What you should do
In the data, find each line where the word "JSON" appears and list that line.
########################################
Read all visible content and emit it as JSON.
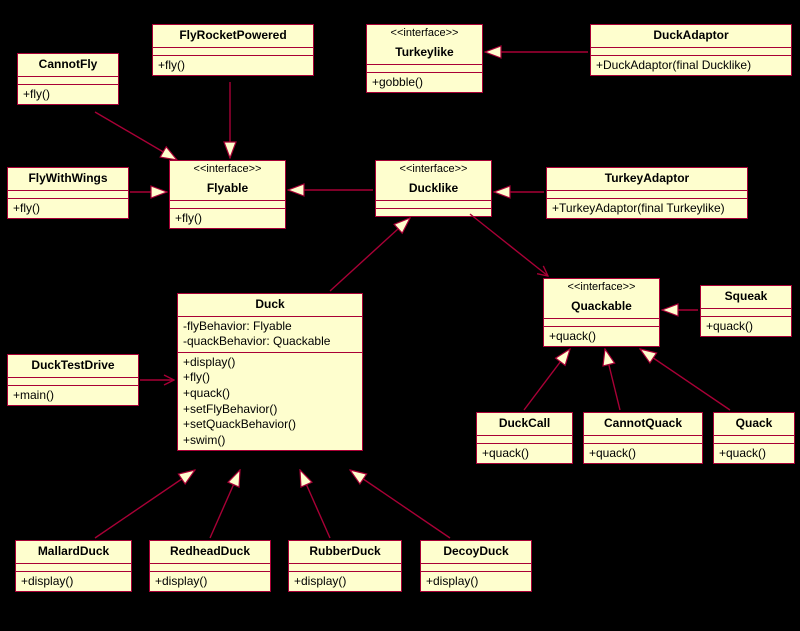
{
  "stereotype": "<<interface>>",
  "classes": {
    "CannotFly": {
      "name": "CannotFly",
      "members": "+fly()"
    },
    "FlyRocket": {
      "name": "FlyRocketPowered",
      "members": "+fly()"
    },
    "Turkeylike": {
      "name": "Turkeylike",
      "members": "+gobble()"
    },
    "DuckAdaptor": {
      "name": "DuckAdaptor",
      "members": "+DuckAdaptor(final Ducklike)"
    },
    "FlyWithWings": {
      "name": "FlyWithWings",
      "members": "+fly()"
    },
    "Flyable": {
      "name": "Flyable",
      "members": "+fly()"
    },
    "Ducklike": {
      "name": "Ducklike",
      "members": ""
    },
    "TurkeyAdaptor": {
      "name": "TurkeyAdaptor",
      "members": "+TurkeyAdaptor(final Turkeylike)"
    },
    "Duck": {
      "name": "Duck",
      "fields": "-flyBehavior: Flyable\n-quackBehavior: Quackable",
      "members": "+display()\n+fly()\n+quack()\n+setFlyBehavior()\n+setQuackBehavior()\n+swim()"
    },
    "DuckTestDrive": {
      "name": "DuckTestDrive",
      "members": "+main()"
    },
    "Quackable": {
      "name": "Quackable",
      "members": "+quack()"
    },
    "Squeak": {
      "name": "Squeak",
      "members": "+quack()"
    },
    "DuckCall": {
      "name": "DuckCall",
      "members": "+quack()"
    },
    "CannotQuack": {
      "name": "CannotQuack",
      "members": "+quack()"
    },
    "Quack": {
      "name": "Quack",
      "members": "+quack()"
    },
    "MallardDuck": {
      "name": "MallardDuck",
      "members": "+display()"
    },
    "RedheadDuck": {
      "name": "RedheadDuck",
      "members": "+display()"
    },
    "RubberDuck": {
      "name": "RubberDuck",
      "members": "+display()"
    },
    "DecoyDuck": {
      "name": "DecoyDuck",
      "members": "+display()"
    }
  },
  "relations_comment": "Generalizations (hollow arrow at target) and directed associations (open arrow).",
  "generalizations": [
    [
      "CannotFly",
      "Flyable"
    ],
    [
      "FlyRocket",
      "Flyable"
    ],
    [
      "FlyWithWings",
      "Flyable"
    ],
    [
      "Ducklike",
      "Flyable"
    ],
    [
      "DuckAdaptor",
      "Turkeylike"
    ],
    [
      "TurkeyAdaptor",
      "Ducklike"
    ],
    [
      "Duck",
      "Ducklike"
    ],
    [
      "Squeak",
      "Quackable"
    ],
    [
      "DuckCall",
      "Quackable"
    ],
    [
      "CannotQuack",
      "Quackable"
    ],
    [
      "Quack",
      "Quackable"
    ],
    [
      "MallardDuck",
      "Duck"
    ],
    [
      "RedheadDuck",
      "Duck"
    ],
    [
      "RubberDuck",
      "Duck"
    ],
    [
      "DecoyDuck",
      "Duck"
    ]
  ],
  "associations": [
    [
      "DuckTestDrive",
      "Duck"
    ],
    [
      "Ducklike",
      "Quackable"
    ]
  ]
}
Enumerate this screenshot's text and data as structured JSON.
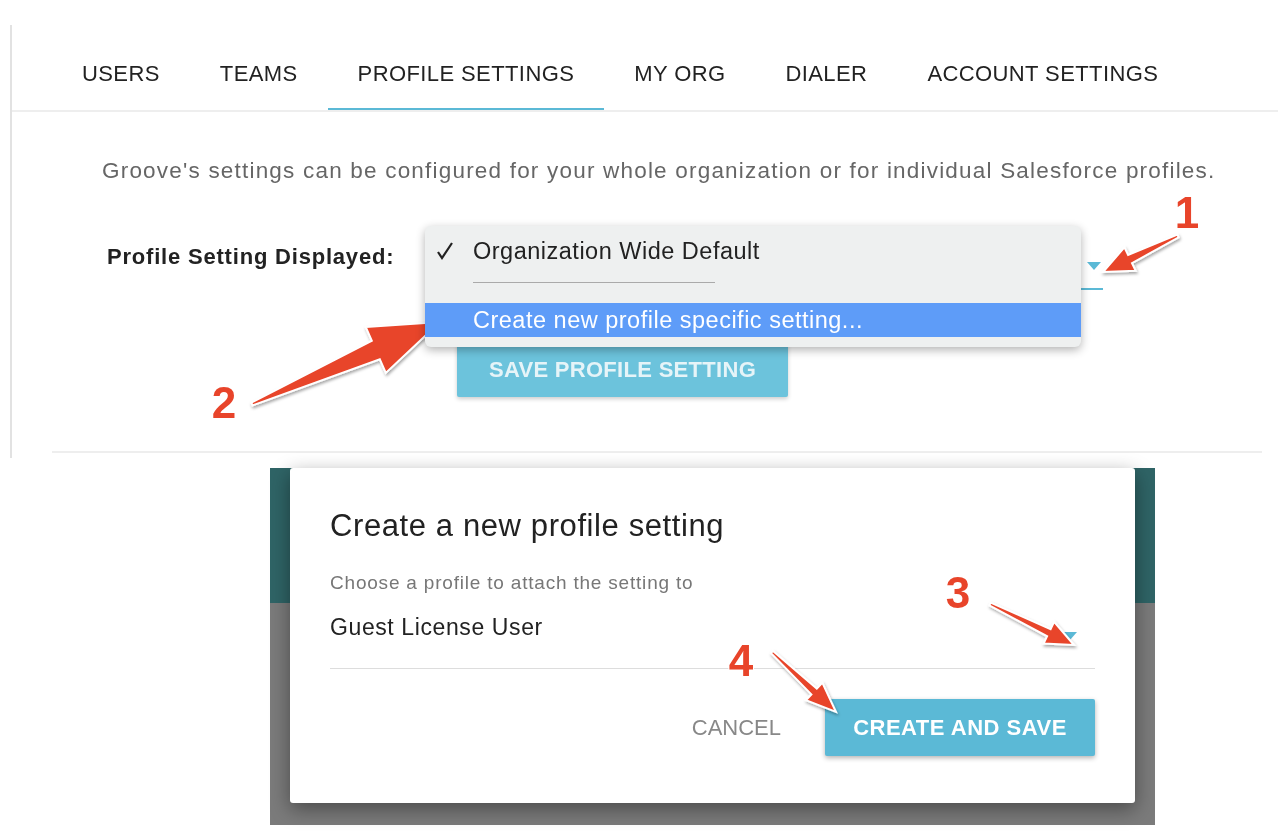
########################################
Response to this exercise
Read all visible content and emit it as JSON.
Enumerate this screenshot's text and data as structured JSON.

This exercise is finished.